Students form new chapters of Asian American and Hispanic journalist associations
College of Media students have formed two new chapters of national journalism organizations to support the paths of Asian American and Hispanic journalists. In getting their chapters off the ground, the student presidents have formed a leadership network to get advice from their peers on campus in the National Association of Black Journalists and the Society of Professional Journalists.
Eunice Alpasan, the president of the Asian American Journalists Association chapter at the University, said there have been many points of inspiration for her to begin an AAJA student chapter at Illinois.
“Ever since I knew I wanted to pursue journalism during my senior year of high school, I started to actively seek out Asians in the journalism field,” Alpasan said. “Seeing them definitely inspired and reaffirmed me and my decision to pursue journalism.”
She said the overall lack of Asian American representation in the media also made her very aware of how “incredibly important” and “empowering” it was for her to be exposed to Asian Americans working in the media industry. She learned more at the national AAJA convention in Atlanta this summer.
“The experience was unreal because it showed me what it’s like when Asian American and Pacific Islander journalists from all over the country come together to share their stories, uplift one another and have discussions about how to be better journalists overall,” she said.
AAJA is still in the process of recruiting members; many students who she reached out to so far are glad that a chapter is forming.
Alpasan works as a news reporter for The Daily Illini, and is interning with The 21st, a live radio show hosted by Illinois Public Media at the local NPR station WILL. She also contributes written pieces to The Collective, a free-form arts magazine by students on campus.
Tatiania Perry, president of the National Association of Black Journalists chapter at Illinois, said that it’s important for journalism students to be able to connect with people they’re more comfortable with, and to learn in ways beyond the classroom.
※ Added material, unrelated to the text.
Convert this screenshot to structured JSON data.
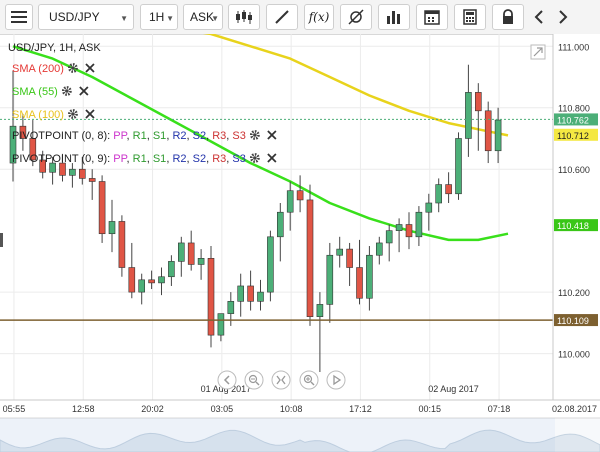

“Making these connections with students of similar interest and of similar backgrounds helps students to fine tune and make connections,” Perry said. “It’s easy to get lost in a sea of students, but when you find your core within your major it makes everything so much easier. It allows for individuality, for students to thrive.”
The leaders of the four journalism chapters have been communicating with one other so the new chapters can learn more about events, fundraising, and organizational positions.
“I think that it’s great that we have such a close-knit community in the College of Media—in the journalism department particularly—that we’re able to meet as leaders of these organizations to better each other,” said Rebecca Wood, vice president of the Society of Professional Journalists. “We really encourage the grounds of learning and we really cultivate an environment where we all can feel comfortable experiencing journalism in the world together.”
Acacia Hernandez, president of the National Association of Hispanic Journalists chapter, said she found out about the national organization through her mentor, a producer at ABC 7, who told her that it was a “great network” with “great opportunities.”
“I was a freshman and knew that U of I didn’t have a student chapter, so I didn’t think it was possible to still join or be active in the organization,” she said.
Hernandez, who works for Fighting Illini Productions directing student-run broadcasts of Illinois sports aired on BTN2Go, said her mentor connected her with a coworker who happens to be the regional director of NAHJ.
The regional director is “always looking for students to start chapters at universities” and said there was previously a chapter of NAHJ at Illinois.
"We’ve tried to find records of it or any information, but we couldn’t. I think it just didn’t continue when the students graduated,” Hernandez said.
At Meet Media, the College of Media’s welcome event for freshmen, Hernandez said she wanted to see if students would be interested in NAHJ, so she set up a sign next to NABJ. She said students seemed “super excited” about the “idea of a Latino student organization focused on journalism.”
So far this semester, about 10 students have attended an NAHJ meeting and want to be involved.
—Kimberly Belser, Communications and Marketing Intern